Dosage regimen: it is essential to administer the antibiotic in accordance with the recommended dosage regimen. the sensitivity of the causal organism should ideally be ascertained before therapy is started. In disease outbreaks involving high mortality or where there are signs of rapid spread of disease among contact animals. . and such monitoring used to guide clinical judgment on antibiotic usage. Each class of antibiotic has its own unique pharmacodynamic properties which are expressed fully when the recommended dosage regimen is applied. As long as necessary: Insufficient duration of administration can lead to recrudescence of the infection. over as short a dosage period as possible and at the appropriate dosage regimen. Records should be kept of all antibiotic administrations. Off-label use of antibiotics should be exceptional and always be under the professional responsibility of a veterinarian. be determined so that if treatment fails it can be changed in the light of the results of sensitivity testing. some harmonisation of the principles and of the format is needed. Off-label use should be carefully justified. and storage instructions. 8. they should serve as a basis for guiding the conditions of off-label use. whenever possible. exploit fully the efficacy potential of the product. This may lead to increased likelihood of selecting microorganisms with reduced sensitivity. treatment may be started on the basis of clinical diagnosis. Even so. withdrawal periods. As short as possible: Limiting the duration of use to only that required for therapeutic effect will minimise the exposure of the bacterial population to the antibiotic. When antibiotics need to be used for therapy. the sensitivity of the suspected causal organism should. Label instructions should be carefully followed and due attention paid to species and disease indications and contra-indications. Where legal provisions exist. dosage regimen. The adverse effects on surviving commensal microflora are minimised and the medical impact of the remaining zoonotic organisms is minimised/reduced. be part of the informed professional clinical judgment. bacteriological diagnosis with sensitivity testing should. where possible. responsible professions) should be left to the national/local level. This will minimise therapy failures. The implementation of record-keeping (ways and means. and comply with the regulated withdrawal times. for instance as part of the written prescription. 6. antibiotic use should be stopped as soon as the animal’s own host defence system can control the infection itself. Theoretically.5. However. When treating a disease. 7. in order to ensure compatibility and usability of recorded data.

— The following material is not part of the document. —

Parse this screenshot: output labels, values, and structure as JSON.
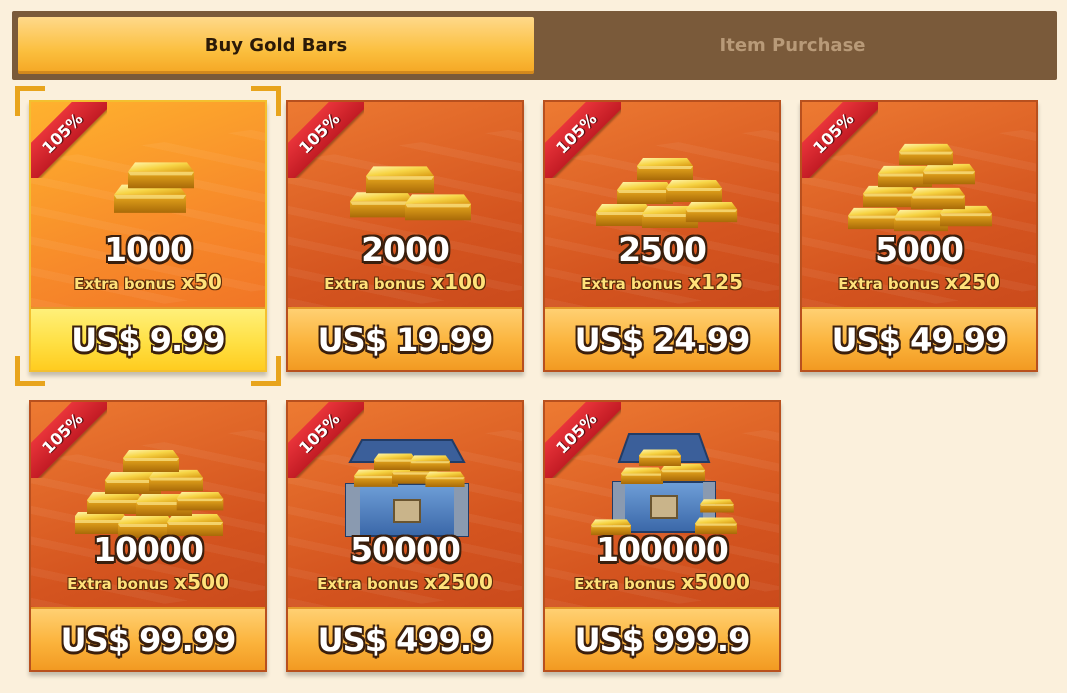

Antibiotics used for therapy should be used for as long as needed. Antibiotic sensitivity trends should be monitored over time.

Therefore. which will allow the modification of antimicrobial usage to balance the benefits with the risks. Surveillance should target micro-organisms of both veterinary and public health importance. competitive exclusion principles and products. Efficacious. Data from diagnostic laboratories (with collection of samples from pathologic specimens) have an inherent bias towards a higher percentage of resistant strains than pre-treatment specimens. scientifically proven alternatives to antibiotics are needed as an important part of good husbandry practices. vaccines. it is encouraged to also gather data from samples collected at random from farm. including improved livestock management) might have on selection for resistance. Data should be provided to prescribers. Co-ordinated susceptibility surveillance should be conducted and the results be provided to the prescriber. nutrition and new health technologies and strategies. probiotics. zoonotic pathogens and sentinel organisms. . 10. supervising veterinarians and other relevant parties.g. supervising veterinarians and other relevant parties.9. or food in order to investigate the prevalence of resistance in veterinary pathogens. Among the research needs. Accessibility to the data will vary from programme to programme and should normally be determined beforehand. it is suggested to look into the development of economical and efficacious alternatives to the use of antibiotics and to evaluate the impact that these alternatives (e. slaughterhouses.